**Work to complete**
When a line below contains the string "placeholder", show that line.
■ ■ ■ ■ ■
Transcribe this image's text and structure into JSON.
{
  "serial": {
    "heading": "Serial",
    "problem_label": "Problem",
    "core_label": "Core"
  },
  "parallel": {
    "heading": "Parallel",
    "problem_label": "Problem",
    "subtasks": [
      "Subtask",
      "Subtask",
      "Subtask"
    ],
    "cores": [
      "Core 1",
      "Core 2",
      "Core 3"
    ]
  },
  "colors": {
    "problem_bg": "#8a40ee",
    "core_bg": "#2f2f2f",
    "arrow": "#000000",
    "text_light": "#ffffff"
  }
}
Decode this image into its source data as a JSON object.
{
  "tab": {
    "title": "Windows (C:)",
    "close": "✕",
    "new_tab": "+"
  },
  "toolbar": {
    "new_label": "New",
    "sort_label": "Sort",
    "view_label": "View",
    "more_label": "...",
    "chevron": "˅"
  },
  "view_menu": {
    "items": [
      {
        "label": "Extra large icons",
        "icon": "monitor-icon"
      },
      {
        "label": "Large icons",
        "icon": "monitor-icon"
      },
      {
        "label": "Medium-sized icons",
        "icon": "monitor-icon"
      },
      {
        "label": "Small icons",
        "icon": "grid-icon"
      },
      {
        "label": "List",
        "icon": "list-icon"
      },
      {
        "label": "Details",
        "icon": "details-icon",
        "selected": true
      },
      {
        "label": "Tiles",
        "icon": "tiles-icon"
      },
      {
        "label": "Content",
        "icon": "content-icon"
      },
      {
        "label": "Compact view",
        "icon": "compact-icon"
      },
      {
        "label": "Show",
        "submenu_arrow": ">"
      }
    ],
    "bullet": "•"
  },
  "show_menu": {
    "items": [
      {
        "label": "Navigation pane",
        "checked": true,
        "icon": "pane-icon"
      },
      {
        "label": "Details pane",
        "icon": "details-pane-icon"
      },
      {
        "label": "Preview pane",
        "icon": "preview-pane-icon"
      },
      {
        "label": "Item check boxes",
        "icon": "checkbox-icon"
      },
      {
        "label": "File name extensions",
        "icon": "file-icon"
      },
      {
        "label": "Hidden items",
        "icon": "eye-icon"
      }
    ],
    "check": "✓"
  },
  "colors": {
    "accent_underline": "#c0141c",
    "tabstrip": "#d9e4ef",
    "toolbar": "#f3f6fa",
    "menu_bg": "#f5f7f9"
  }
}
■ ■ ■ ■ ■
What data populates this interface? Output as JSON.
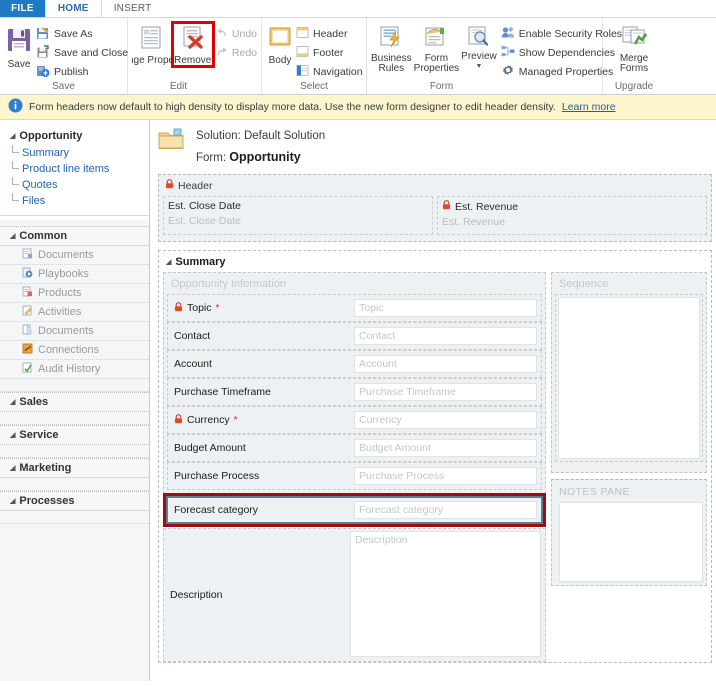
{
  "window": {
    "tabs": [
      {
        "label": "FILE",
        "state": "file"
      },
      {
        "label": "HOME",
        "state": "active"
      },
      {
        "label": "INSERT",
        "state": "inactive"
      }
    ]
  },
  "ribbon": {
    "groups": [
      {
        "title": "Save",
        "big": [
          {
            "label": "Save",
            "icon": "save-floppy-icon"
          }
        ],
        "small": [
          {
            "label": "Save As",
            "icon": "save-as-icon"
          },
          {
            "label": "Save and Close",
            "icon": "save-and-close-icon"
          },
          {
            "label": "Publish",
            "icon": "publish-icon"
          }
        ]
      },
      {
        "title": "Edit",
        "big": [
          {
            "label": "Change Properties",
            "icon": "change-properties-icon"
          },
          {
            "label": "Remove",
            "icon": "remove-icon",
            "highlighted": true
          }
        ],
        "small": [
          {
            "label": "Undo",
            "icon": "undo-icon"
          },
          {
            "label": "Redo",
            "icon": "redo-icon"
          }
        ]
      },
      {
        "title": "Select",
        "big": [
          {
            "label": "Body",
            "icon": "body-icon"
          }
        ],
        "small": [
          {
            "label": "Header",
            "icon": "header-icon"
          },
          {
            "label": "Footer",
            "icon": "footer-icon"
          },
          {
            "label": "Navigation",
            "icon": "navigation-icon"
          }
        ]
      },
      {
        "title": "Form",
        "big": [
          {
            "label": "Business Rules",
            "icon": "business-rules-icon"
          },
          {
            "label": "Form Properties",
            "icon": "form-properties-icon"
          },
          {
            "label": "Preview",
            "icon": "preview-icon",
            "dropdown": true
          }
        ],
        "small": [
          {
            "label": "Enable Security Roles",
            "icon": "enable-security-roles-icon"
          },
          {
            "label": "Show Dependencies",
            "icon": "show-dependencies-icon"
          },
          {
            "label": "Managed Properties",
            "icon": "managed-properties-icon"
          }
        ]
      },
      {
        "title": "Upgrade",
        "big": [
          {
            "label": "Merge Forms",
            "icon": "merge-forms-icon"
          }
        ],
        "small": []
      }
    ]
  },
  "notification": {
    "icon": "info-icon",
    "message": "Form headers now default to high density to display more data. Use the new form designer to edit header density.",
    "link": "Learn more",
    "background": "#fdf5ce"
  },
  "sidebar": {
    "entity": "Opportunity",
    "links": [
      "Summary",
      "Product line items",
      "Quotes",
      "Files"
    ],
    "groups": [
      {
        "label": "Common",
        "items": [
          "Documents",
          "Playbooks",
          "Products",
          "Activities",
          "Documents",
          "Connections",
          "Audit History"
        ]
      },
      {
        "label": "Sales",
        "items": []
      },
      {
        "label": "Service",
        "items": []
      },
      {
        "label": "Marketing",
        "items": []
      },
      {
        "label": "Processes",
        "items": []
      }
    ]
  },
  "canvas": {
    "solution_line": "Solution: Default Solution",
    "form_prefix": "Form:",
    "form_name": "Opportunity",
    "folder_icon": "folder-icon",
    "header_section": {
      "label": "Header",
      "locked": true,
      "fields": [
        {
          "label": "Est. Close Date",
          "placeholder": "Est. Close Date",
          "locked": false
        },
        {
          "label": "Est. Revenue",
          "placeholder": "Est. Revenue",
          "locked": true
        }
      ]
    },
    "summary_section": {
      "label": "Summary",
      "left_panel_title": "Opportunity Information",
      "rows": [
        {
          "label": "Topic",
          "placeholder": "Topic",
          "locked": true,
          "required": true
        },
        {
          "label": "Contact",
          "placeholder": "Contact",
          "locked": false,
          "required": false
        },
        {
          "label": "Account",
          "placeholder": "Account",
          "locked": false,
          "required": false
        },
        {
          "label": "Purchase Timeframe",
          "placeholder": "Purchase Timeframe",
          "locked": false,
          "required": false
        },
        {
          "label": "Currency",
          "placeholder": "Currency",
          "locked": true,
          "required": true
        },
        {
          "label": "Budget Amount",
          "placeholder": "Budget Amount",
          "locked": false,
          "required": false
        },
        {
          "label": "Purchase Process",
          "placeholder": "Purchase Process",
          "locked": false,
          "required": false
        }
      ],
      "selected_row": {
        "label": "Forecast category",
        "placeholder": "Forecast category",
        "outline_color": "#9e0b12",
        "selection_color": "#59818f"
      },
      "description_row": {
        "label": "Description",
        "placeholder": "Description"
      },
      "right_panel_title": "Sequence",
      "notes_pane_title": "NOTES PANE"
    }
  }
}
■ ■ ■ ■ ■
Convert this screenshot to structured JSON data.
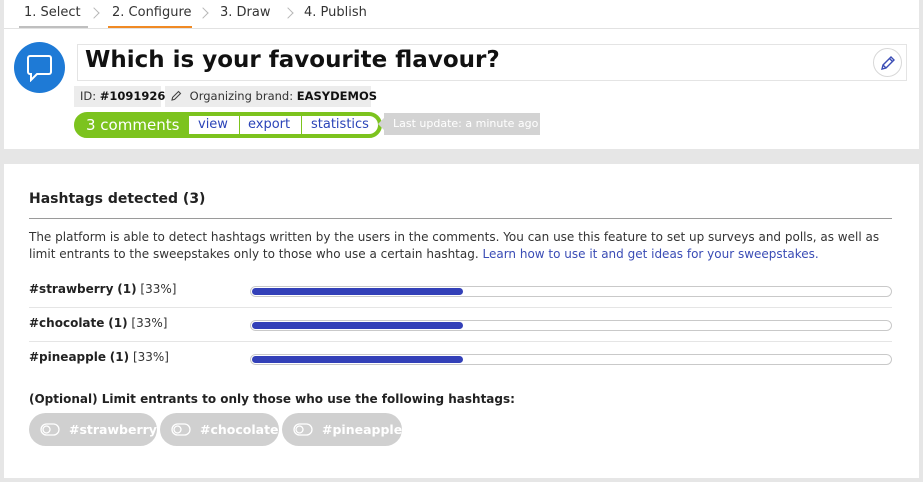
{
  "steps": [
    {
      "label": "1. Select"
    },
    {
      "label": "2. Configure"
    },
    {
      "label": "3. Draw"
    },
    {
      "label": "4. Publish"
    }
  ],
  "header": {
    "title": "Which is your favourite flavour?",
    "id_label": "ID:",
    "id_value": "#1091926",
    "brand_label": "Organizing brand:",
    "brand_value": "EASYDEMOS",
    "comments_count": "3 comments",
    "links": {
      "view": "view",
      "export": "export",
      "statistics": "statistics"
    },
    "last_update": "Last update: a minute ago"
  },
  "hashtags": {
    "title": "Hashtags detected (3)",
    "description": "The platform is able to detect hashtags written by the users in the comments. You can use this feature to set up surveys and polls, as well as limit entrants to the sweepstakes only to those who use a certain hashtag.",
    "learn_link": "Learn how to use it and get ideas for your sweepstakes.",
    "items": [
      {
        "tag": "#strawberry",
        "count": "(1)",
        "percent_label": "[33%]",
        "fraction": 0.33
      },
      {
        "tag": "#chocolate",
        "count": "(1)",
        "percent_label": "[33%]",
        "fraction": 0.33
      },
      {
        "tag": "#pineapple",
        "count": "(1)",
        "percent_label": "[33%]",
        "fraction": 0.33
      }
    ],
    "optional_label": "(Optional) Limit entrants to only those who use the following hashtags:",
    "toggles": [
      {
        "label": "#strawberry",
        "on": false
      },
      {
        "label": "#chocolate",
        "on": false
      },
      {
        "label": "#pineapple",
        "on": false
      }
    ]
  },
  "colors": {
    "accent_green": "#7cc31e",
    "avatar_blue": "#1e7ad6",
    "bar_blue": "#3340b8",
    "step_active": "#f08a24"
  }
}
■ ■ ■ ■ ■
**Answer to this task**
          "placeholder": "Est. Close Date",
          "placeholder": "Est. Revenue",
          "placeholder": "Topic",
          "placeholder": "Contact",
          "placeholder": "Account",
          "placeholder": "Purchase Timeframe",
          "placeholder": "Currency",
          "placeholder": "Budget Amount",
          "placeholder": "Purchase Process",
        "placeholder": "Forecast category",
        "placeholder": "Description"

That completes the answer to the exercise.